In addition, if you feel that the weaker side of your body needs a little more effort on a particular set, you may always perform a few extra repetitions on that side.

Easier on the Joints

Because of their greater versatility, dumbbells allow you to use your arms in a manner that is easier on your joints as you work out. You can rotate your wrists and move your elbows and shoulders through a path that is comfortable for you to do so while you turn your wrists. 

Ultimately, this enables you to shift stress away from your joints and onto your muscles instead (where they belong).

Strengthens Stabilizer Muscles Better

Stability is more important when doing this exercise because you use different weights for each hand. Not only does this activate your primary movers in another way, but it also works the small stabilizer muscles surrounding your joints, such as your rotator cuff muscles, pec minor, serratus anterior, and rhomboids. 

Rhomboids are also one of the primary movers that get active this way. Shoulder and scapula complexes that are stronger and more resilient will be the end consequence of this process.

One might easily argue that dumbbells are the superior training tool for the chest. This does not imply that barbells, machines, or bodyweight exercises do not have their place in chest workouts; they most certainly do. However, we are saying that we are not arguing that they do not have their place.

Picking Up Dumbbells Safely

In addition to discussing the repercussions of excessive training injuries, it is vital to recognize safety issues, particularly when lifting large dumbbells by yourself. When working your chest with heavy dumbbells, you should feel completely at ease moving them into the beginning position and placing them back down on your own.

Lifting large dumbbells safely and effectively for chest exercises is possible if you have the right technique. You won’t put yourself at risk of getting hurt in the process. How exactly would you go about lifting these dumbbells?

  • While seated on a bench, grab a certain pair of dumbbells in the desired weight range. Put the dumbbells on your thighs so that you may work out.
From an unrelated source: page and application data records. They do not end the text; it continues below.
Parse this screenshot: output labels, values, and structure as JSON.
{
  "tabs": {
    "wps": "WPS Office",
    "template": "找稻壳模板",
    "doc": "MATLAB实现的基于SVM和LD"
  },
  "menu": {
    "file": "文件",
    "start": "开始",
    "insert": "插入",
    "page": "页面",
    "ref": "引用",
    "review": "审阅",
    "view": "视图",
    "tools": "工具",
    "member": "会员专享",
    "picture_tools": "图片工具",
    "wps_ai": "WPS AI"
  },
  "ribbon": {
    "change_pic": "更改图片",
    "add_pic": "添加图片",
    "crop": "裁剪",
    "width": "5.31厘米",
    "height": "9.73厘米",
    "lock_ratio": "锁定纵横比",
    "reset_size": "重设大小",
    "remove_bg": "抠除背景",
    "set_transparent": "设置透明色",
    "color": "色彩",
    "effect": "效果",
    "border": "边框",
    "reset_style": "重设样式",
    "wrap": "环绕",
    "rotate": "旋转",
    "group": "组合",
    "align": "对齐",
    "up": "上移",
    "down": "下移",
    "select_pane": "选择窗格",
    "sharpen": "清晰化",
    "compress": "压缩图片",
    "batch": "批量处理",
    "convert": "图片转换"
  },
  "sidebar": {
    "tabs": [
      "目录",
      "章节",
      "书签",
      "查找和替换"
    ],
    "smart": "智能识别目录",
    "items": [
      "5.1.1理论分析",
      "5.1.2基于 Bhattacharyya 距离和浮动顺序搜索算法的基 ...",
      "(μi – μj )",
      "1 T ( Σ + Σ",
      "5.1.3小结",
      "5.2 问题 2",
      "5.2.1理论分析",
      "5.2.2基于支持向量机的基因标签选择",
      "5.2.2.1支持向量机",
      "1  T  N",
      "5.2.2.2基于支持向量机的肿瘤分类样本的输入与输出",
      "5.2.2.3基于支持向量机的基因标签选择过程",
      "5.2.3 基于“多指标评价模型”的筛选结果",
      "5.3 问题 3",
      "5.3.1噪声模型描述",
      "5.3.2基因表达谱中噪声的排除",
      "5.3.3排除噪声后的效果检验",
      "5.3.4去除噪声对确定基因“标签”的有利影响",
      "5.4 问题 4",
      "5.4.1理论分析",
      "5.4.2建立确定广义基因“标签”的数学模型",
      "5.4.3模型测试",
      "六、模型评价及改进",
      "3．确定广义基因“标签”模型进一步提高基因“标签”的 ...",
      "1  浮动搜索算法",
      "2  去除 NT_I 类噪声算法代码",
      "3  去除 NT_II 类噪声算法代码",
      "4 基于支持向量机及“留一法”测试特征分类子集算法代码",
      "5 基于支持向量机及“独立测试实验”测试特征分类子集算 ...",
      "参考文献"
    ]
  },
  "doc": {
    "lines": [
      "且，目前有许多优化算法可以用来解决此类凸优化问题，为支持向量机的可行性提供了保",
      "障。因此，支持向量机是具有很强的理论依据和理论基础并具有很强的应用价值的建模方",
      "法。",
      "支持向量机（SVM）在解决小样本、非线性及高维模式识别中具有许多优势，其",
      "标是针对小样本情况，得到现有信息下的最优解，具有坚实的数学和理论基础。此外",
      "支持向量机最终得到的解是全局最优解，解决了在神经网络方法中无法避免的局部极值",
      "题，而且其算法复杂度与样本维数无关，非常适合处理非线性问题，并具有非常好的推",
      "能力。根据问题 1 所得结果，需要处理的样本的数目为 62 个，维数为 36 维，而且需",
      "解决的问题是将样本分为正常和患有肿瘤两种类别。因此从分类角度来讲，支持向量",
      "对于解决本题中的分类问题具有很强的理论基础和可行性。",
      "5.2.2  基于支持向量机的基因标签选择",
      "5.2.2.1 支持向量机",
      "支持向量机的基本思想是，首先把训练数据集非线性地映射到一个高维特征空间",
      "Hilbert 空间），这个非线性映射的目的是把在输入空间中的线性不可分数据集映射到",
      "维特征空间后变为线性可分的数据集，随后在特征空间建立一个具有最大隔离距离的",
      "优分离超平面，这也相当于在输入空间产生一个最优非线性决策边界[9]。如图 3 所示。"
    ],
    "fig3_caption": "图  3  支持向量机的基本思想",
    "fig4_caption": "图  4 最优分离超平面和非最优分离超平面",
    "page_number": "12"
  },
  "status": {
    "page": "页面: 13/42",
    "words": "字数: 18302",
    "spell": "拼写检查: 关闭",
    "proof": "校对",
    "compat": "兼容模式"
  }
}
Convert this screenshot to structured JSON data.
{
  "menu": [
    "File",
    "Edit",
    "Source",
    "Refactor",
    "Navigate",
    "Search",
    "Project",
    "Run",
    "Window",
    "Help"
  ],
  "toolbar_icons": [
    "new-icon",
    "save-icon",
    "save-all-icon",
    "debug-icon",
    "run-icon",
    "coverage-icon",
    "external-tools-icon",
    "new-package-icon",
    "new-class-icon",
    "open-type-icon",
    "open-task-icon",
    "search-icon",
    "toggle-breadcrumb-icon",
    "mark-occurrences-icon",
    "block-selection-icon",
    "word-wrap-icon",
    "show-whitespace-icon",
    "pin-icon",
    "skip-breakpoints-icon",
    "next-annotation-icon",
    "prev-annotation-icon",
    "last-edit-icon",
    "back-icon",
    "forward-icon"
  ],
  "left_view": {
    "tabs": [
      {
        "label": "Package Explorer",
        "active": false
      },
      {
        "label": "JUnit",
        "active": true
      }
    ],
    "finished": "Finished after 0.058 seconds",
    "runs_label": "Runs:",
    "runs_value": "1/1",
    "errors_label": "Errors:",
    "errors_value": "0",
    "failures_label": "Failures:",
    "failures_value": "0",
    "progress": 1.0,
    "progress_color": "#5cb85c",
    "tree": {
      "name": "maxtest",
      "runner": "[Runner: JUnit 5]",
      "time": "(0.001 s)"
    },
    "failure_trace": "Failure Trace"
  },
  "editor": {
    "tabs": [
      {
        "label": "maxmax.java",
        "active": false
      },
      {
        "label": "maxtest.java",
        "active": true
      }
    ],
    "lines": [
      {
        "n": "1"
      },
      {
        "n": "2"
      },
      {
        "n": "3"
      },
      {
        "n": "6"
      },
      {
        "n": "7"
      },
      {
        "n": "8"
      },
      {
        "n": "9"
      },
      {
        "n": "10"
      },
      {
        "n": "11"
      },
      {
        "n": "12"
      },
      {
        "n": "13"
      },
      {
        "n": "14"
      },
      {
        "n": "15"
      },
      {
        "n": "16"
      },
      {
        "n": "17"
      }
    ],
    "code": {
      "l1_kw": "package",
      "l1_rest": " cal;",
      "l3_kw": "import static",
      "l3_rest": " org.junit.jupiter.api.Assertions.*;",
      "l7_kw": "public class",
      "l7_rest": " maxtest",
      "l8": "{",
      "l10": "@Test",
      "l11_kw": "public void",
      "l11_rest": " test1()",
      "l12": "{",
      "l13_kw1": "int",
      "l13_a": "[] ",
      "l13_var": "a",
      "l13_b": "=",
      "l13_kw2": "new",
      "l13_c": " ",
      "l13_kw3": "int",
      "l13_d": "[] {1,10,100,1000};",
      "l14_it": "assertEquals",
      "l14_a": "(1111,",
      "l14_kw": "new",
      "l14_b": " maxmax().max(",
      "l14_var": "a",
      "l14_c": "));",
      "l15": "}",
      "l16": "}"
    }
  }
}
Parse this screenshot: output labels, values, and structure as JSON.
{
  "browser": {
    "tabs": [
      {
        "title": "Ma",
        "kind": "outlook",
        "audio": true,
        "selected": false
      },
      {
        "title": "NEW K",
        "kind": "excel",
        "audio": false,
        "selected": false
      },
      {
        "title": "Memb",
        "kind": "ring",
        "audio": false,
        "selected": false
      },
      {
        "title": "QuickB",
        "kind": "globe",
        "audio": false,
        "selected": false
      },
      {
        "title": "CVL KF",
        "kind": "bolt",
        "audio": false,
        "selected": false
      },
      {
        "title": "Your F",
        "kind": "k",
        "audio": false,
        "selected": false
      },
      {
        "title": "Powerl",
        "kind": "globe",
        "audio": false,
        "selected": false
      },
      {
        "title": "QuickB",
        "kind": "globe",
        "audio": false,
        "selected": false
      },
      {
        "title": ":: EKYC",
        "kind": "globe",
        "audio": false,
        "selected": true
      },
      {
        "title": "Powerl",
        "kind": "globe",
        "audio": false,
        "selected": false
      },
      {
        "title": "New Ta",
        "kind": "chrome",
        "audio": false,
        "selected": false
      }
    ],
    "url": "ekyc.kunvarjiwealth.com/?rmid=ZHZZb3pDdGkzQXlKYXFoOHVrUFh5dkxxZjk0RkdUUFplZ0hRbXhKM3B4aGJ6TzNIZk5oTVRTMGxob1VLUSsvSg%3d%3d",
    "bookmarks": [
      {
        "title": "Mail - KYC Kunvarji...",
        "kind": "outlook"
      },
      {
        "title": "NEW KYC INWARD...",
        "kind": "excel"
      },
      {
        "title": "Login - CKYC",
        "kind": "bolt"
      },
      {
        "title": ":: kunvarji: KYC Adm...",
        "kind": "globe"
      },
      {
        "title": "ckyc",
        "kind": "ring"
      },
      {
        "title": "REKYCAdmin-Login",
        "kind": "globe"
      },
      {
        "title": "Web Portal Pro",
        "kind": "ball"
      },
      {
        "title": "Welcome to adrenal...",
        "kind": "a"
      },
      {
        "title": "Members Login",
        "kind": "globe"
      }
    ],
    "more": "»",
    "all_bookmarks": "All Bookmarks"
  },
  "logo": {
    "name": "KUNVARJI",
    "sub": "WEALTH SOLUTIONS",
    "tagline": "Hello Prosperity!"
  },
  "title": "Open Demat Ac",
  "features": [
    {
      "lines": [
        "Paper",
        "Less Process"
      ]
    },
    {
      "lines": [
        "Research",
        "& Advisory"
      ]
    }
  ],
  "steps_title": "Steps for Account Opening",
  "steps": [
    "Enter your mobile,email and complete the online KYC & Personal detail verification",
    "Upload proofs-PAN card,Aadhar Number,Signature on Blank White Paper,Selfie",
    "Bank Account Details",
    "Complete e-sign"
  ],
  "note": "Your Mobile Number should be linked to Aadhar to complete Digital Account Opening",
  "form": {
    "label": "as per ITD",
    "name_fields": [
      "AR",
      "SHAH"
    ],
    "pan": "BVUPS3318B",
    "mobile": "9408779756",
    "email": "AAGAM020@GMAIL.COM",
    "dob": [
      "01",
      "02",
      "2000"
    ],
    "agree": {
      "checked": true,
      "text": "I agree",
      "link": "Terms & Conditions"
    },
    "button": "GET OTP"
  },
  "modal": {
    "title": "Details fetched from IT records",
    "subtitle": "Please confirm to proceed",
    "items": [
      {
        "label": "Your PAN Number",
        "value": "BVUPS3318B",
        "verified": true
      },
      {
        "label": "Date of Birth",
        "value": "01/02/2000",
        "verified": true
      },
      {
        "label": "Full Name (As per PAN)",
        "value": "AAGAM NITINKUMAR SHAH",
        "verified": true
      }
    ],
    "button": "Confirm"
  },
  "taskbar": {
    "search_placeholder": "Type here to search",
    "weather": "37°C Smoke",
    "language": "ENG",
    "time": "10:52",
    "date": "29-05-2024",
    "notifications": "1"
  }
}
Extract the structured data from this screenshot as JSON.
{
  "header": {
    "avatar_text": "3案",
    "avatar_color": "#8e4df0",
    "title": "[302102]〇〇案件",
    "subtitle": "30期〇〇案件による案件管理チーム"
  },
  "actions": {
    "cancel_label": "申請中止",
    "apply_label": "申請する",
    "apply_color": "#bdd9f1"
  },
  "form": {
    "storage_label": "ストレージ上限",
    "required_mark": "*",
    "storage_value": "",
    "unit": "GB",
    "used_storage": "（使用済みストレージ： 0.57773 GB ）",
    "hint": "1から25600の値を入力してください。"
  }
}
Check that your hold is solid and that your hands face each other.
  • As you lie back on the bench, push up your thighs to lift the dumbbells.
  • Place the dumbbells on your chest while maintaining a straight arm position and placing your feet firmly on the ground.
  • Your upper back, buttocks, and chest should be in contact with the bench. You should push the chest up (focus), pull the shoulders back (retract), and you should retract the shoulders.
  • When you complete all your sets, put the dumbbells down and go back through the previous stages in reverse order.
Young man working out chest with dumbbells


Whenever you do your chest exercises at home, target your chest muscles anywhere from once to three times per week, depending on your needs. You can do the back and chest workout with dumbbells in this article. In that case, we guarantee that you will develop an attractive and powerful chest, regardless of whether your chest genetics are favorable or unfavorable.

Leave a Comment